"Much of this 'debate' has become a thinly veiled platform for racists to peddle their tired, ill-informed, racist rhetoric," Congress co-chairwoman Jody Broun, said.

[Rubbish!  It was nothing to do with racism.  What Bolt was condemning was the appropriation of  welfare facilities designed for severely disadvantaged people by people who were not  obviously disadvantaged]

"Racism lies just beneath the surface and it bubbles out when Aboriginal identity is discussed.  "Let's be clear, Aboriginal identity is defined by us, no one else. We are a diverse peoples reflecting the contemporary Australia we all inhabit."

Heiss, whose memoir is partly a response to Bolt, did not want to comment last night and in the US had not responded last night.

Australia's Race Discrimination Commissioner, Helen Szoke, said racist views published outside Australia but accessible here posed a growing - and challenging - problem.


Expert says tablets and smart phones will make Julia's new fibre network  out of date

THE rise of mobile internet through smart phones and tablets threatens to make the national broadband network a waste of money, a prominent social analyst says.

Speaking in Adelaide about the latest Australia SCAN social trend survey, Quantum Market Research's David Chalke said NBN Co was "missing the boat".  "Everything is going to be wireless by the time they've dug up the roads and stuffed the pipes," he said. "It will be too late, it's all going to be mobile and wireless in the future."

A survey of 2000 Australians, performed every year for the past two decades, revealed desktop computers were dying out. Most people (71 per cent) had a laptop, tablet or smartphone.

"The lion is uncaged," he said. "It was chained to the desktop, no more. The future is all about mobility. `I'll do it wherever I want, whenever I want, however I want, on a 4  1/2 inch screen'."

But an NBN Co spokeswoman said it was the demand for data-rich video that was driving the fibreoptic network.  "People want the convenience of wireless technologies so they can use their iPads and laptops in more places, but fixed networks continue to do the `heavy lifting' of broadband data use," she said.

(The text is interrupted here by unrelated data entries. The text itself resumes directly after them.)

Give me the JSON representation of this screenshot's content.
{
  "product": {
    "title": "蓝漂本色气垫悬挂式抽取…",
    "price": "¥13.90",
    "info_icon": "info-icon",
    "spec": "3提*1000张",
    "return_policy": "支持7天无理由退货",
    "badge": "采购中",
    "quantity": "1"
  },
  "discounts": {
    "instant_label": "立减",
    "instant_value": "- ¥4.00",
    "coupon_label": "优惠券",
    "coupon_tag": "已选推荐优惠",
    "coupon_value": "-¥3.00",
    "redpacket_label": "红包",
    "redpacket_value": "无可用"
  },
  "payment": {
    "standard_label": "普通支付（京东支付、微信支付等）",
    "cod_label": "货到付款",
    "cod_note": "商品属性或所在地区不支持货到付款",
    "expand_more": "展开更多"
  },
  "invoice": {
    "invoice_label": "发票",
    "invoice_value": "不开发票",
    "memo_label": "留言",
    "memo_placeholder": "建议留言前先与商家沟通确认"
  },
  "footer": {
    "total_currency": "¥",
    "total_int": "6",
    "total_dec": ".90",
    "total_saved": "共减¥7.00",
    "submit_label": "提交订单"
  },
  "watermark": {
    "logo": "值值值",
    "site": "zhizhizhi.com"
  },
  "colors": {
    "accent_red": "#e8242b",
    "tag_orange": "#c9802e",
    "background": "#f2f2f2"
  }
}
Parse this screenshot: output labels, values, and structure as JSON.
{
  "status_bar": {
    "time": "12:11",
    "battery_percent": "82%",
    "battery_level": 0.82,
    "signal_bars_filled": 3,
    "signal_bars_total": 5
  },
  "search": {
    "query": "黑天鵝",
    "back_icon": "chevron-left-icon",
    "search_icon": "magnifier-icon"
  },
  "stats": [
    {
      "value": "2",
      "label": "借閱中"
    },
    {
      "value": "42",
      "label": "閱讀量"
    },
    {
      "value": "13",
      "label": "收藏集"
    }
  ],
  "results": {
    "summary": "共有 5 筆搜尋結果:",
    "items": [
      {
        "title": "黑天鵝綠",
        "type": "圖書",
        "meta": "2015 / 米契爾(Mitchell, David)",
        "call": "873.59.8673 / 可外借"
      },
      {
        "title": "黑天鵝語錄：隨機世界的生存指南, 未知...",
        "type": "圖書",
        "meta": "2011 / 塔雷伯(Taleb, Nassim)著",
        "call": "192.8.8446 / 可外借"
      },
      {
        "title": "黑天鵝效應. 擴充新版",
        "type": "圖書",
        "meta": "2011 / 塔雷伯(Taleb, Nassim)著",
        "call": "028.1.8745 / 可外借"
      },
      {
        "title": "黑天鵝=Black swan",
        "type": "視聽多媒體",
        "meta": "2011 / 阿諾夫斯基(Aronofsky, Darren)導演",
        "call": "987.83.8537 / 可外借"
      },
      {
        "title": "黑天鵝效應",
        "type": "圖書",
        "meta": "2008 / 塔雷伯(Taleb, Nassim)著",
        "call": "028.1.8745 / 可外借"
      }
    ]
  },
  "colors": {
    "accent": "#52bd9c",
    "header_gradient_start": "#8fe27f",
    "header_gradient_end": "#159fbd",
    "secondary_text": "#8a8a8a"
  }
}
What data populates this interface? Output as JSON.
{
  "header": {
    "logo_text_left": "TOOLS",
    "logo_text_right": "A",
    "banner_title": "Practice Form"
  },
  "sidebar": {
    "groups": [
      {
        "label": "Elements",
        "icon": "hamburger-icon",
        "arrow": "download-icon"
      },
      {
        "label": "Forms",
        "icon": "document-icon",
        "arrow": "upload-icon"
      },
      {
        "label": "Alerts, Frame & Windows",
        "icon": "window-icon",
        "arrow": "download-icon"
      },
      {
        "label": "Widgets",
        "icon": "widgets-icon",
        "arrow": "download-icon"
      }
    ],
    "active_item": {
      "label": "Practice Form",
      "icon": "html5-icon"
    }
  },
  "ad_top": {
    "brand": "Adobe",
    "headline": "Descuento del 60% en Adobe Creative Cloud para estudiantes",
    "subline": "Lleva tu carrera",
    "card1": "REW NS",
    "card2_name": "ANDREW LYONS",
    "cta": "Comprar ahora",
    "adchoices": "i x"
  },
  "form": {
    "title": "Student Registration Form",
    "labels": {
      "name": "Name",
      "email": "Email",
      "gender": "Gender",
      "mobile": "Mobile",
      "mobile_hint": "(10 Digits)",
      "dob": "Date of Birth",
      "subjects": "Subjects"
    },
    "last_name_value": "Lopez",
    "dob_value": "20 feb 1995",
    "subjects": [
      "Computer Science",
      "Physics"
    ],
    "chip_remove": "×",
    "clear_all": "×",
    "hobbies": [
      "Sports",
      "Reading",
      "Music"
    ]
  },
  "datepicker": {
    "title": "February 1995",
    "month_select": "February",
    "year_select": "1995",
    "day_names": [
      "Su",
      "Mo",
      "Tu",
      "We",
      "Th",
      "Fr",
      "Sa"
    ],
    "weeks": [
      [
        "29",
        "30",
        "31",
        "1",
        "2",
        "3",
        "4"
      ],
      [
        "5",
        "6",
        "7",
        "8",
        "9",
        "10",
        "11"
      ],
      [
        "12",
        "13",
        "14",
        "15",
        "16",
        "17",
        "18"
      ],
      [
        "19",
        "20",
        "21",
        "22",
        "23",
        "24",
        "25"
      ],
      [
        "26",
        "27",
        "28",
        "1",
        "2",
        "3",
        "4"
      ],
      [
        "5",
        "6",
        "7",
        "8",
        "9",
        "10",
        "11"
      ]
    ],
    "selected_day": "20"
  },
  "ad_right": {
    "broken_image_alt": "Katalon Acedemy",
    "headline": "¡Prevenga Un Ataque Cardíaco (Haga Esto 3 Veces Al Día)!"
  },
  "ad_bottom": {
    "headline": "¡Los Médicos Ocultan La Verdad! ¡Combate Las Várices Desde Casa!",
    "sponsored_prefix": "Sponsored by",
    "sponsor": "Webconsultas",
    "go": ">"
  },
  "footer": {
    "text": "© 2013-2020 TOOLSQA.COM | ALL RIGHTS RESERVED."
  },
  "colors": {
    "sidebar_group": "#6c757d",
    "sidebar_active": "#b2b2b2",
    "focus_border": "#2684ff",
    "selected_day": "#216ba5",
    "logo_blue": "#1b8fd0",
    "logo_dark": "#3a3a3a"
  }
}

"As we move to a time where really data-heavy applications like video become more prevalent, there will be an increasing need for fixed connections like the NBN."

She said it was also important to recognise that when people use iPads or smartphones in WiFi mode, they are using a wireless connection to a fixed network. [But losing the speed which is the main claim for the fibre network.  Existing cable would do as well]


New  Queensland conservative government approves new mining-related projects -- including the building of a DAM

Horrors!  Greenies hate ALL dams

THE state government has approved two mining-related projects and advanced aims for new dam in central Queensland.

Deputy Premier Jeff Seeney today said the Co-ordinator-General had approved applications from mining companies to expand a north Queensland freight terminal and move a rail route used to transport coal through central Queensland.

Pacific National has won approval to expand its freight terminal at Stuart in south Townsville.

BHP Billiton Mitsubishi Alliances (BMA) is also able to proceed with proposed changes to a rail route from its Caval Ridge Coal Mine near Moranbah to the Queensland coast.

The Co-ordinator-General has also released the environmental impact statement for the proposed Nathan Dam on the Dawson River, north of Taroom, in the state's southeast.

Mr Seeney says the dam would unlock the potential of the Surat and Bowen basin regions in southern and central Queensland.  "The project could create 425 jobs during its construction," he said in a statement.

Mr Seeney says the LNP is delivering on a promise to drive economic growth and focus the Coordinator-General's office on major projects.

The Coordinator-General said the expansion of Pacific National's freight terminal was compatible with existing and future development in the area.

The change in rail route for BMA's Caval Ridge mine provides a more direct route and reduces noise impacts on housing, the statement from the state government said.


1 comment:

Paul said...

Helen Szoke. Watch her. She is a typical faux-Leftist gatekeeper.